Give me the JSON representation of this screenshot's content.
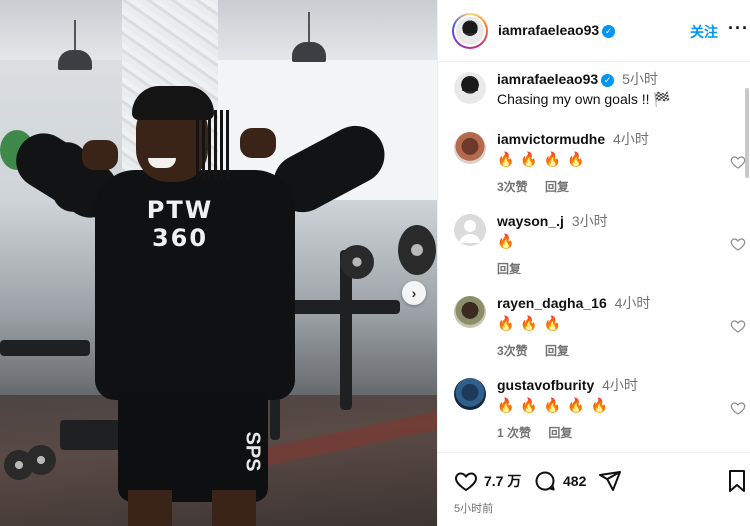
{
  "post": {
    "author": "iamrafaeleao93",
    "follow_label": "关注",
    "more_label": "···",
    "chest_logo": "PTW 360",
    "shorts_logo": "SPS",
    "caption": {
      "username": "iamrafaeleao93",
      "time": "5小时",
      "text": "Chasing my own goals !! 🏁"
    }
  },
  "comments": [
    {
      "username": "iamvictormudhe",
      "time": "4小时",
      "text": "🔥🔥🔥🔥",
      "likes": "3次赞",
      "reply": "回复"
    },
    {
      "username": "wayson_.j",
      "time": "3小时",
      "text": "🔥",
      "likes": "",
      "reply": "回复"
    },
    {
      "username": "rayen_dagha_16",
      "time": "4小时",
      "text": "🔥🔥🔥",
      "likes": "3次赞",
      "reply": "回复"
    },
    {
      "username": "gustavofburity",
      "time": "4小时",
      "text": "🔥🔥🔥🔥🔥",
      "likes": "1 次赞",
      "reply": "回复"
    }
  ],
  "actions": {
    "likes_count": "7.7 万",
    "comments_count": "482",
    "time_ago": "5小时前"
  },
  "icons": {
    "next": "chevron-right-icon",
    "like": "heart-icon",
    "comment": "comment-icon",
    "share": "share-icon",
    "save": "bookmark-icon",
    "verified": "verified-badge-icon"
  },
  "colors": {
    "accent": "#0095f6",
    "meta_text": "#737373",
    "fire": "#f0600a"
  }
}
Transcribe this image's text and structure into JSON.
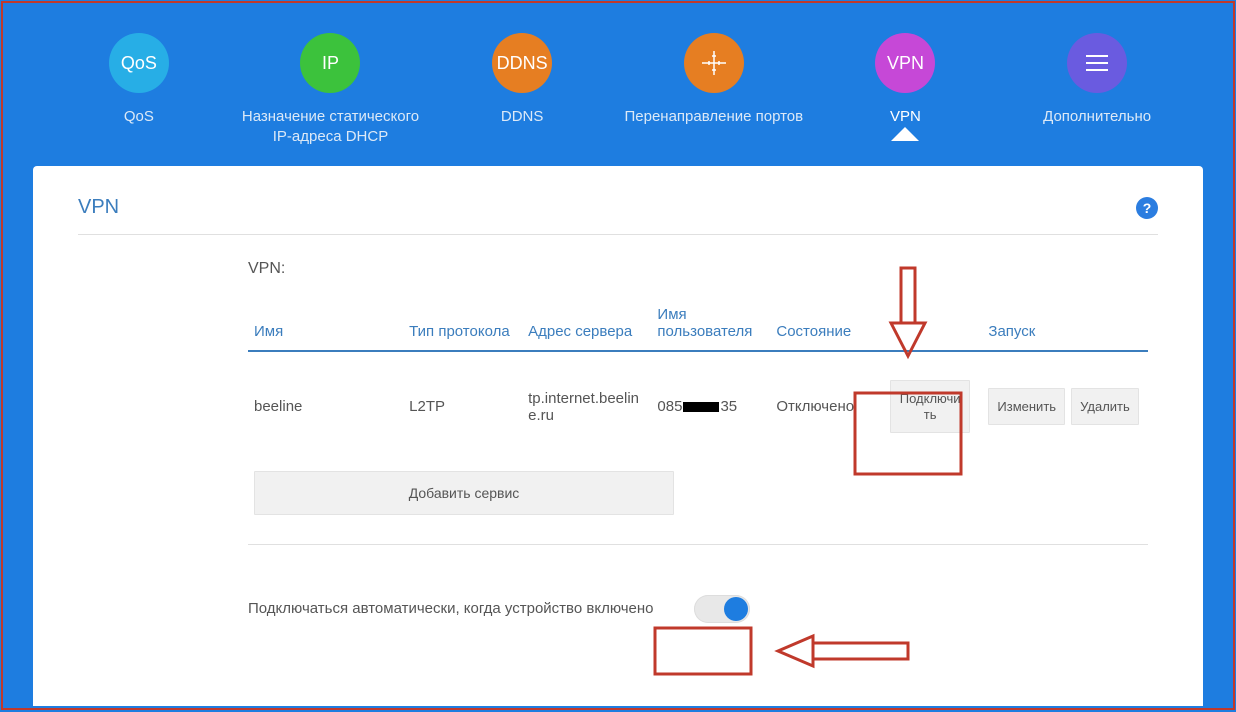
{
  "nav": {
    "items": [
      {
        "id": "qos",
        "label": "QoS",
        "circle_text": "QoS"
      },
      {
        "id": "ip",
        "label": "Назначение статического\nIP-адреса DHCP",
        "circle_text": "IP"
      },
      {
        "id": "ddns",
        "label": "DDNS",
        "circle_text": "DDNS"
      },
      {
        "id": "pf",
        "label": "Перенаправление портов",
        "circle_text": ""
      },
      {
        "id": "vpn",
        "label": "VPN",
        "circle_text": "VPN",
        "active": true
      },
      {
        "id": "more",
        "label": "Дополнительно",
        "circle_text": ""
      }
    ]
  },
  "panel": {
    "title": "VPN",
    "help_symbol": "?",
    "section_label": "VPN:"
  },
  "table": {
    "headers": {
      "name": "Имя",
      "protocol": "Тип протокола",
      "server": "Адрес сервера",
      "user": "Имя пользователя",
      "state": "Состояние",
      "blank": "",
      "launch": "Запуск"
    },
    "row": {
      "name": "beeline",
      "protocol": "L2TP",
      "server": "tp.internet.beeline.ru",
      "user_prefix": "085",
      "user_suffix": "35",
      "state": "Отключено"
    },
    "buttons": {
      "connect": "Подключить",
      "edit": "Изменить",
      "delete": "Удалить",
      "add": "Добавить сервис"
    }
  },
  "auto_connect": {
    "label": "Подключаться автоматически, когда устройство включено",
    "enabled": true
  },
  "colors": {
    "accent": "#1e7de0",
    "annotation": "#c0392b"
  }
}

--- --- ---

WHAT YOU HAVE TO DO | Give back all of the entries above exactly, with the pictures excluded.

EXERCISE RESPONSE |
Give me the JSON representation of this screenshot's content.
{
  "post": {
    "author": "iamrafaeleao93",
    "follow_label": "关注",
    "more_label": "···",
    "chest_logo": "PTW 360",
    "shorts_logo": "SPS",
    "caption": {
      "username": "iamrafaeleao93",
      "time": "5小时",
      "text": "Chasing my own goals !! 🏁"
    }
  },
  "comments": [
    {
      "username": "iamvictormudhe",
      "time": "4小时",
      "text": "🔥🔥🔥🔥",
      "likes": "3次赞",
      "reply": "回复"
    },
    {
      "username": "wayson_.j",
      "time": "3小时",
      "text": "🔥",
      "likes": "",
      "reply": "回复"
    },
    {
      "username": "rayen_dagha_16",
      "time": "4小时",
      "text": "🔥🔥🔥",
      "likes": "3次赞",
      "reply": "回复"
    },
    {
      "username": "gustavofburity",
      "time": "4小时",
      "text": "🔥🔥🔥🔥🔥",
      "likes": "1 次赞",
      "reply": "回复"
    }
  ],
  "actions": {
    "likes_count": "7.7 万",
    "comments_count": "482",
    "time_ago": "5小时前"
  },
  "icons": {
    "next": "chevron-right-icon",
    "like": "heart-icon",
    "comment": "comment-icon",
    "share": "share-icon",
    "save": "bookmark-icon",
    "verified": "verified-badge-icon"
  },
  "colors": {
    "accent": "#0095f6",
    "meta_text": "#737373",
    "fire": "#f0600a"
  }
}
Transcribe this image's text and structure into JSON.
{
  "nav": {
    "items": [
      {
        "id": "qos",
        "label": "QoS",
        "circle_text": "QoS"
      },
      {
        "id": "ip",
        "label": "Назначение статического\nIP-адреса DHCP",
        "circle_text": "IP"
      },
      {
        "id": "ddns",
        "label": "DDNS",
        "circle_text": "DDNS"
      },
      {
        "id": "pf",
        "label": "Перенаправление портов",
        "circle_text": ""
      },
      {
        "id": "vpn",
        "label": "VPN",
        "circle_text": "VPN",
        "active": true
      },
      {
        "id": "more",
        "label": "Дополнительно",
        "circle_text": ""
      }
    ]
  },
  "panel": {
    "title": "VPN",
    "help_symbol": "?",
    "section_label": "VPN:"
  },
  "table": {
    "headers": {
      "name": "Имя",
      "protocol": "Тип протокола",
      "server": "Адрес сервера",
      "user": "Имя пользователя",
      "state": "Состояние",
      "blank": "",
      "launch": "Запуск"
    },
    "row": {
      "name": "beeline",
      "protocol": "L2TP",
      "server": "tp.internet.beeline.ru",
      "user_prefix": "085",
      "user_suffix": "35",
      "state": "Отключено"
    },
    "buttons": {
      "connect": "Подключить",
      "edit": "Изменить",
      "delete": "Удалить",
      "add": "Добавить сервис"
    }
  },
  "auto_connect": {
    "label": "Подключаться автоматически, когда устройство включено",
    "enabled": true
  },
  "colors": {
    "accent": "#1e7de0",
    "annotation": "#c0392b"
  }
}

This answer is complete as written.